  • Make sure the board is involved and engaged and knows what’s going on. Proactively tell the board everything important that’s happening, especially what’s keeping you up at night. If you don’t trust the board with sensitive or difficult information, you have the wrong board. The board chair should be your first call when you have a problem or something goes awry, not the call you go to great lengths to avoid making.
  • It’s critical that boards be aware of particularly sensitive issues involved with running a school, and be informed and prepared to handle these. In preparation for a school opening, the board, district or charter, should be familiar with state laws that protect individuals from discrimination, particularly students with disabilities, English language learners, or students who come from economically disadvantaged families. Board members need to ensure that their schools are adequately serving students within these categories and must be aware of laws governing their education. Board members should ensure that their schools are in compliance with civil rights laws and must be aware of the role they may play in addressing disciplinary issues.
  • For charter boards, it’s important for boards to always know what promises the school made in its charter, when the charter is up for renewal, what it will take to gain renewal and under what circumstances the school can be closed (at least thirteen states have default closure laws).

Bad things can happen when schools don’t have a good board.

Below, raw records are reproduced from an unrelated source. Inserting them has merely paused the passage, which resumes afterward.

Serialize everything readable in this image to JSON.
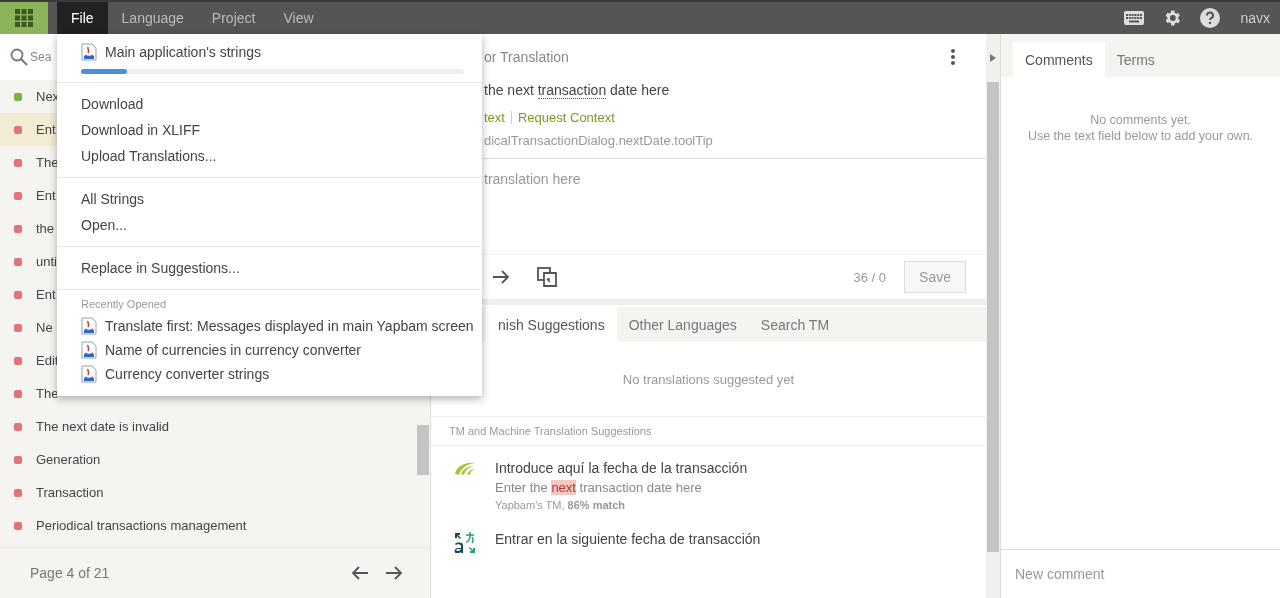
{
  "top_bar": {
    "menus": [
      {
        "label": "File",
        "selected": true
      },
      {
        "label": "Language",
        "selected": false
      },
      {
        "label": "Project",
        "selected": false
      },
      {
        "label": "View",
        "selected": false
      }
    ],
    "user": "navx"
  },
  "file_menu": {
    "current_file": {
      "name": "Main application's strings",
      "level": 0.12
    },
    "groups": [
      [
        "Download",
        "Download in XLIFF",
        "Upload Translations..."
      ],
      [
        "All Strings",
        "Open..."
      ],
      [
        "Replace in Suggestions..."
      ]
    ],
    "recent_heading": "Recently Opened",
    "recent": [
      "Translate first: Messages displayed in main Yapbam screen",
      "Name of currencies in currency converter",
      "Currency converter strings"
    ]
  },
  "string_list": {
    "search_placeholder": "Sea",
    "items": [
      {
        "text": "Nex",
        "color": "#7cb342",
        "selected": false
      },
      {
        "text": "Ent",
        "color": "#e57373",
        "selected": true
      },
      {
        "text": "The",
        "color": "#e57373",
        "selected": false
      },
      {
        "text": "Ent",
        "color": "#e57373",
        "selected": false
      },
      {
        "text": "the",
        "color": "#e57373",
        "selected": false
      },
      {
        "text": "unti",
        "color": "#e57373",
        "selected": false
      },
      {
        "text": "Ent",
        "color": "#e57373",
        "selected": false
      },
      {
        "text": "Ne",
        "color": "#e57373",
        "selected": false
      },
      {
        "text": "Edit",
        "color": "#e57373",
        "selected": false
      },
      {
        "text": "The",
        "color": "#e57373",
        "selected": false
      },
      {
        "text": "The next date is invalid",
        "color": "#e57373",
        "selected": false
      },
      {
        "text": "Generation",
        "color": "#e57373",
        "selected": false
      },
      {
        "text": "Transaction",
        "color": "#e57373",
        "selected": false
      },
      {
        "text": "Periodical transactions management",
        "color": "#e57373",
        "selected": false
      }
    ],
    "page": "Page 4 of 21"
  },
  "editor": {
    "title": "or Translation",
    "source": {
      "before": "the next ",
      "term": "transaction",
      "after": " date here"
    },
    "links": [
      "text",
      "Request Context"
    ],
    "key": "dicalTransactionDialog.nextDate.toolTip",
    "translation_placeholder": "translation here",
    "counter": "36 / 0",
    "save": "Save"
  },
  "suggestions": {
    "tabs": [
      {
        "label": "nish Suggestions",
        "selected": true
      },
      {
        "label": "Other Languages",
        "selected": false
      },
      {
        "label": "Search TM",
        "selected": false
      }
    ],
    "empty": "No translations suggested yet",
    "tm_heading": "TM and Machine Translation Suggestions",
    "items": [
      {
        "kind": "tm",
        "translation": "Introduce aquí la fecha de la transacción",
        "source_parts": [
          "Enter the ",
          "next",
          " transaction date here"
        ],
        "meta": "Yapbam's TM, **86% match**"
      },
      {
        "kind": "mt",
        "translation": "Entrar en la siguiente fecha de transacción"
      }
    ]
  },
  "side_panel": {
    "tabs": [
      {
        "label": "Comments",
        "selected": true
      },
      {
        "label": "Terms",
        "selected": false
      }
    ],
    "empty": [
      "No comments yet.",
      "Use the text field below to add your own."
    ],
    "comment_placeholder": "New comment"
  }
}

At best, the school misses out on valuable leadership, guidance, resources, and support. At worst, boards jeopardize the success of the school, overlook/fail to prevent missteps and wrongdoing or engage in illegal or unethical behaviors.
Avoid the trauma of a bad board proactively by thinking about your board as a critical part of the infrastructure of the school—just as every school needs a building, and needs teachers, every good public charter school needs a good board.
Invest in good governance from the beginning; don’t wait till you run into a problem and then try to remediate it. Good boards matter, and ultimately students will reap the benefits.
For more, see:

Carrie Irvin is CEO of Charter Board Partners. Follow them both on Twitter: @carriecirvin and @charterboards.

Stay in-the-know with all things EdTech and innovations in learning by signing up to receive the weekly Smart Update. This post includes mentions of a Getting Smart partner. For a full list of partners, affiliate organizations and all other disclosures please see our Partner page.

Guest Author

Getting Smart loves its varied and ranging staff of guest contributors. From edleaders, educators and students to business leaders, tech experts and researchers we are committed to finding diverse voices that highlight the cutting edge of learning.

Discover the latest in learning innovations

Sign up for our weekly newsletter.


Leave a Comment

Your email address will not be published. All fields are required.